Your energy supplier – sometimes called a provider – is responsible for producing your electricity or natural gas. They supply your utility company with energy, so the utility company can deliver it to your home. Energy suppliers in deregulated states can compete with each other by offering lower rates and deals to win the business of a customer – like you!
If you live in a state with a deregulated energy market, you can change your energy supplier.
Your utility company is responsible for delivering energy from the supplier to your home. Utility companies
maintain the power lines, gas lines and other equipment used to transport natural gas and electricity to you.
They are also responsible for sending your monthly natural gas or electricity bill.
Because utility companies are assigned based on the location of your home or business, you can never change your utility company.
Switching energy suppliers: the power of energy choice.
Learn more about how to change energy suppliers and how the process works.
How to change energy suppliers in five simple steps:
Know your current supplier rate.
Utility companies sometimes highlight your supplier rate on your bill to help you easily find your current rate and make informed energy choices.
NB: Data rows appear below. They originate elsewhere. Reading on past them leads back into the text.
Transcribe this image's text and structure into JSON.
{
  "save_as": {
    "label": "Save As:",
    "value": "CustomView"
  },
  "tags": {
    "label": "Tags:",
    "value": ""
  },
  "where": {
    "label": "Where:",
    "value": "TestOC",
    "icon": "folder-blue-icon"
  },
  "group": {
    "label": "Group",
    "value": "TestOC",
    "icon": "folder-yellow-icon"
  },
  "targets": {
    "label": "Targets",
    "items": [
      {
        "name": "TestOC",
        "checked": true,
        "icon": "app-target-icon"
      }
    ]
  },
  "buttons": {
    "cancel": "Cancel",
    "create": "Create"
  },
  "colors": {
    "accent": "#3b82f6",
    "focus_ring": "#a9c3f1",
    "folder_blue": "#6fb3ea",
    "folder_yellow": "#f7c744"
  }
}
On most bills, your supplier rate can be found on the first page of your bill – it may be in a section labeled ‘Messages,’ ‘Important Information’ or ‘How to Shop’. Your supplier rate may also appear as your price to compare, or your price for Standard Offer Service (SOS).
If your bill does not have a message center, you can also find your supplier rate in the section that details your total monthly charges.
This is your price to compare to other suppliers' rates.
The distribution rate is the rate charged by your utility company. It covers the costs your utility company incurs to deliver your energy, including the cost to maintain pipes and wires used in the process. You cannot lower or change this rate.
Your supplier rate is the rate that you can shop for.
Find other suppliers in your area.
Next, you’ll need to find out which suppliers service your area. Price To Compare’s online marketplace is an easy way to find energy suppliers near you, and compare their most recent rates, plans and offerings.
Compare rates and review plans.
Once you’ve pulled up your supplier options, compare rates side by side and read the benefits and offerings of each plan carefully. When you’ve found a rate that works for your home, click ‘Select plan’.
Submit your info.
Enter your service address (the address that will be receiving the energy), your billing address (if different from the service address) and your utility account number.
What is a utility account number?
Your utility account number is the number assigned to you by your utility company. It can be found on your bill. Your new supplier will need this number to connect to you through your utility account.
Review and complete your plan signup.
Finally, you’ll want to review your new supplier’s plan documents thoroughly. When reviewing, make sure to take note of:
- The length of the plan: Most plans state the length of the plan in the name – for example, a plan named ‘Premier Pick 24 Month’ is likely a two-year plan. You may want to set a calendar reminder for your plan’s end date so you can shop for your next rate when the plan is over.
- Whether the plan is fixed or variable: A fixed-rate plan offers the same price, every day, every month. A variable-rate plan can change in price after a few weeks or months. We recommend choosing a fixed-rate plan to keep your bills lower and more predictable from month to month.
- Any cancellation terms: Some plans offer a ‘grace period’ that allows you to cancel within a certain number of days or months with no fees, while others are binding from the start. Understand these terms, and any cancellation fees associated with early termination of your new energy plan.
Once you’ve submitted your info, your new supplier will reach out to finalize and set up your new energy plan. You’ll see your newly chosen rate take effect within one to two billing cycles.